An emergency rule on curbside alcohol sales, unanimously adopted by the Alabama ABC Board, ends on January 4th. The amendment allows bars and restaurants licensed to sell spirits to dispense drinks “to-go” until tomorrow. The order came as concerns over a holiday spike of COVID-19 cases continued to grow statewide. Chambers of commerce across the state requested the curbside alcohol sales amendment. The rule restricts the amount of alcohol to be sold to .375 liters of spirits, two bottles of wine, or one hundred and forty four ounces of beer per customer.
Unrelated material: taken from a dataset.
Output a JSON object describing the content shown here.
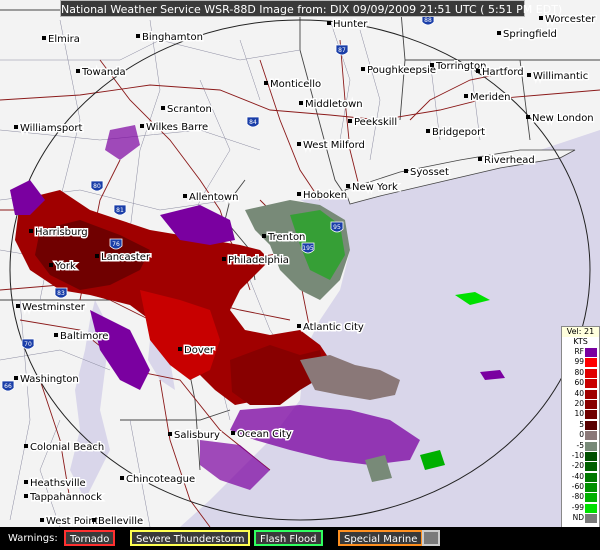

Discussion on the emergency rule extension came in December, at a time when the COVID-19 appeared to be on the decline and bars and restaurants were re-opening and expanding the number of customers they seated inside. However, COVID cases have steadily increased over the last month causing a need to authorize curbside delivery options. This action came at the same time Governor Kay Ivey’s “safer at home” order was nearing an early December expiration. APR student intern Jeremy Boyd interviewed Dr. Karen Landers of the Alabama Department of Health last month. At that time, Dr. Landers said the outbreak is getting worse.
“We have been trending upward for several weeks,” said Landers. “We also have continued to have high numbers of hospitalization for COVID-19. The only preventive measures we have right now for COVID are social distancing, respiratory hygiene, good handwashing, the use of the cloth face coverings."
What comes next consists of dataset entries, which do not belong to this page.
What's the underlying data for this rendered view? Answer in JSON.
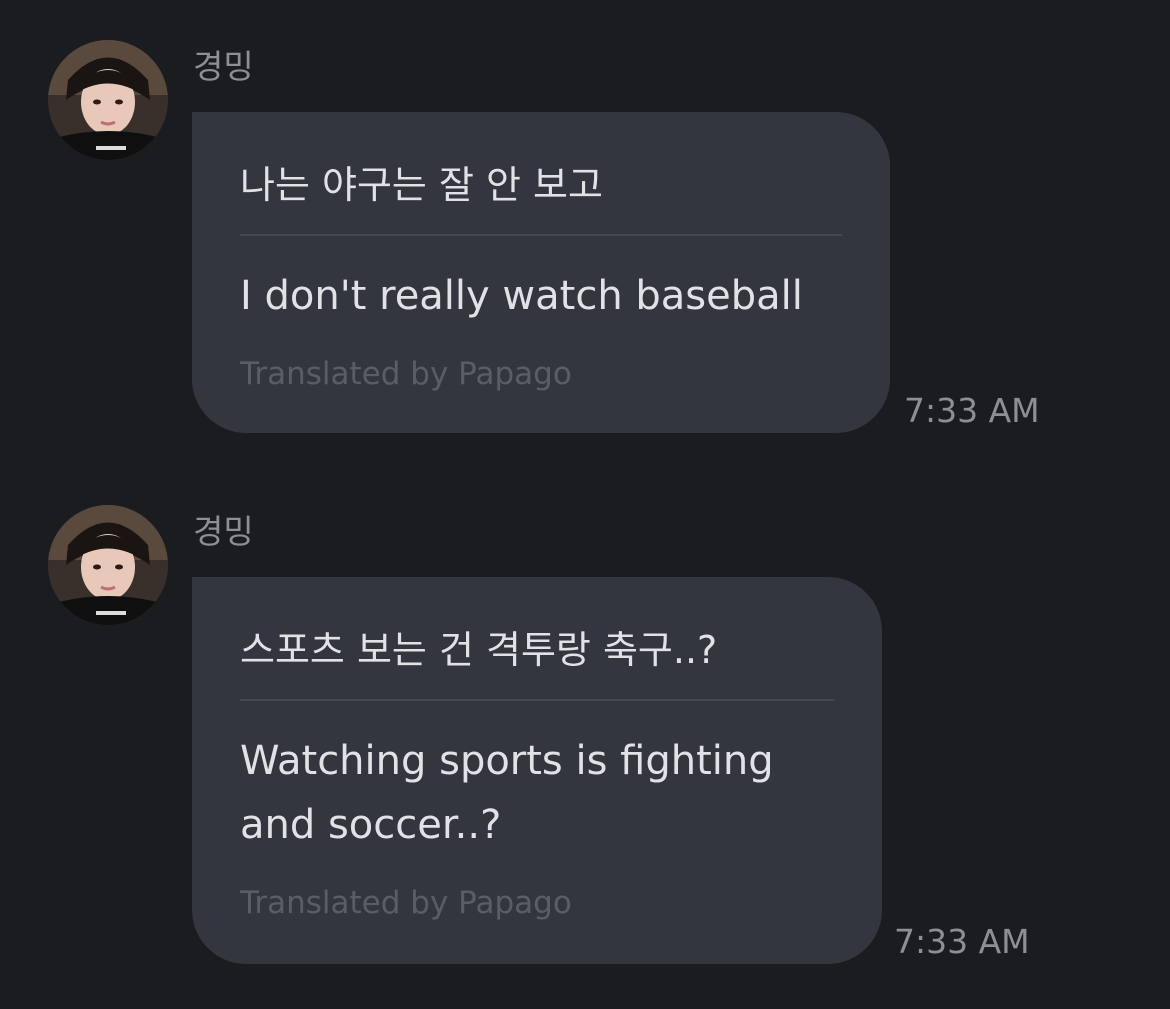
{
  "messages": [
    {
      "sender": "경밍",
      "avatar_icon": "profile-photo",
      "original": "나는 야구는 잘 안 보고",
      "translation": "I don't really watch baseball",
      "credit": "Translated by Papago",
      "time": "7:33 AM"
    },
    {
      "sender": "경밍",
      "avatar_icon": "profile-photo",
      "original": "스포츠 보는 건 격투랑 축구..?",
      "translation": "Watching sports is fighting and soccer..?",
      "credit": "Translated by Papago",
      "time": "7:33 AM"
    }
  ],
  "colors": {
    "background": "#1b1c20",
    "bubble": "#33363e",
    "text": "#e1e2e6",
    "muted": "#8d8f95"
  }
}
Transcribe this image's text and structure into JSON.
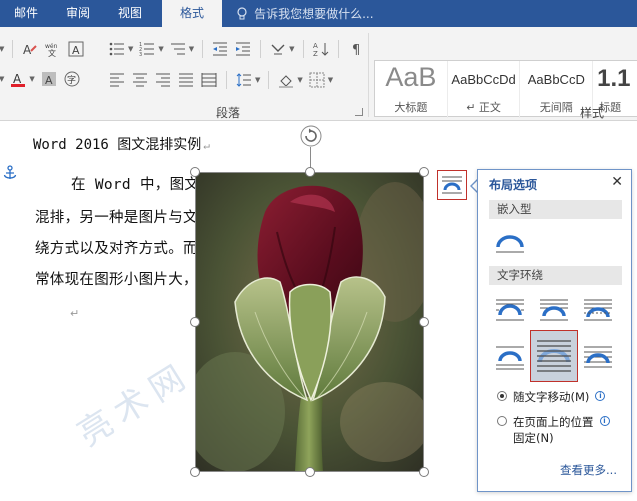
{
  "tabs": [
    {
      "label": "邮件"
    },
    {
      "label": "审阅"
    },
    {
      "label": "视图"
    },
    {
      "label": "格式",
      "active": true
    }
  ],
  "tell_me": {
    "text": "告诉我您想要做什么..."
  },
  "ribbon": {
    "paragraph_group_label": "段落",
    "styles_group_label": "样式",
    "styles": [
      {
        "sample": "AaB",
        "name": "大标题"
      },
      {
        "sample": "AaBbCcDd",
        "name": "↵ 正文"
      },
      {
        "sample": "AaBbCcD",
        "name": "无间隔"
      },
      {
        "sample": "1.1",
        "name": "标题"
      }
    ]
  },
  "document": {
    "title": "Word 2016 图文混排实例",
    "lines": [
      "在 Word 中，图文混排有两种情况，一种是图",
      "混排，另一种是图片与文字混排。二者与文字混排主要",
      "绕方式以及对齐方式。而图形与文字混排跟图片与文字",
      "常体现在图形小图片大，对于太大的图片需要把它适当"
    ]
  },
  "watermark": {
    "text": "亮术网"
  },
  "layout_pane": {
    "title": "布局选项",
    "close": "✕",
    "inline_section": "嵌入型",
    "wrap_section": "文字环绕",
    "move_with_text": "随文字移动(M)",
    "fix_position_line1": "在页面上的位置",
    "fix_position_line2": "固定(N)",
    "see_more": "查看更多...",
    "selected_option": "move_with_text"
  },
  "colors": {
    "accent": "#2b579a",
    "highlight_border": "#c0312b",
    "selected_tile": "#c9d1dc"
  }
}
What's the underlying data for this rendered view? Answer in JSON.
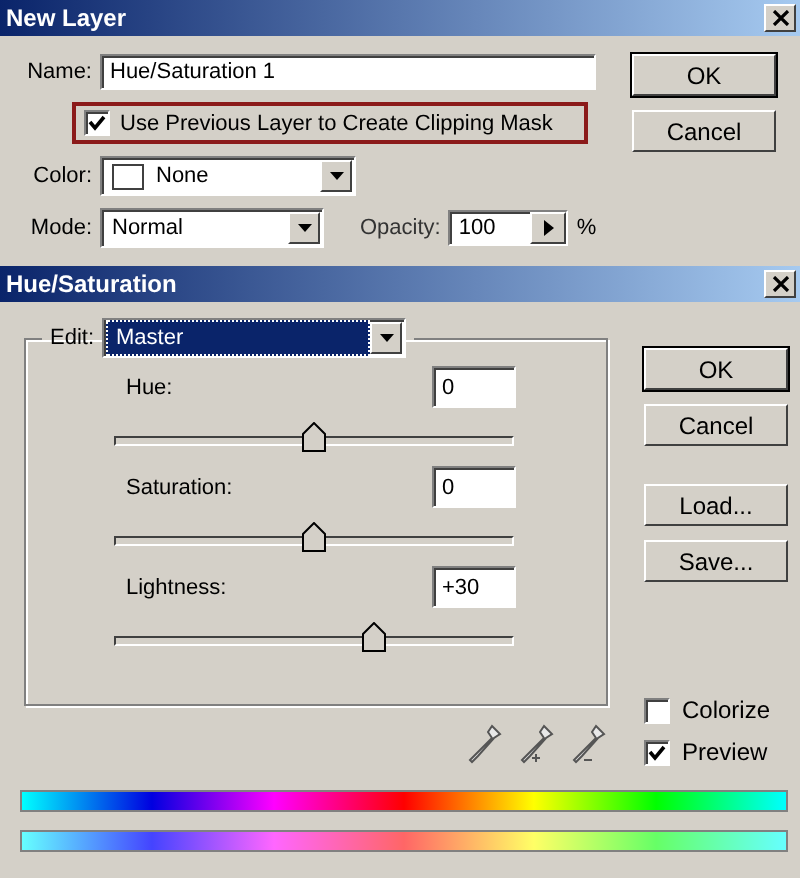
{
  "new_layer": {
    "title": "New Layer",
    "name_label": "Name:",
    "name_value": "Hue/Saturation 1",
    "clipping_mask": {
      "label": "Use Previous Layer to Create Clipping Mask",
      "checked": true
    },
    "color_label": "Color:",
    "color_value": "None",
    "mode_label": "Mode:",
    "mode_value": "Normal",
    "opacity_label": "Opacity:",
    "opacity_value": "100",
    "opacity_unit": "%",
    "buttons": [
      {
        "label": "OK",
        "default": true
      },
      {
        "label": "Cancel",
        "default": false
      }
    ]
  },
  "hue_saturation": {
    "title": "Hue/Saturation",
    "edit_label": "Edit:",
    "edit_value": "Master",
    "sliders": [
      {
        "label": "Hue:",
        "value": "0",
        "level": 0.5
      },
      {
        "label": "Saturation:",
        "value": "0",
        "level": 0.5
      },
      {
        "label": "Lightness:",
        "value": "+30",
        "level": 0.65
      }
    ],
    "buttons": [
      {
        "label": "OK",
        "default": true
      },
      {
        "label": "Cancel",
        "default": false
      },
      {
        "label": "Load...",
        "default": false
      },
      {
        "label": "Save...",
        "default": false
      }
    ],
    "checkboxes": [
      {
        "label": "Colorize",
        "checked": false
      },
      {
        "label": "Preview",
        "checked": true
      }
    ]
  }
}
Debate on extending Governor Ivey’s “safer at home” order included continuing the call for social distancing and the wearing of face masks. Dr. Landers said last month restrictions were relaxed restrictions, including allowing more people in restaurants so long as they were social distancing and had partitions between tables. Lander adds that wasn’t an excuse for unsafe behavior.
“Facilities such as restaurants and other food establishments were able to change their capacity. Previously they had been limited to a 50% capacity. However, you have to remember that even thought that capacity has been changed, persons are still expected to follow the preventive measures.”
Governor Ivey did extend her COVID-19 “safer at home” policy until January 22nd.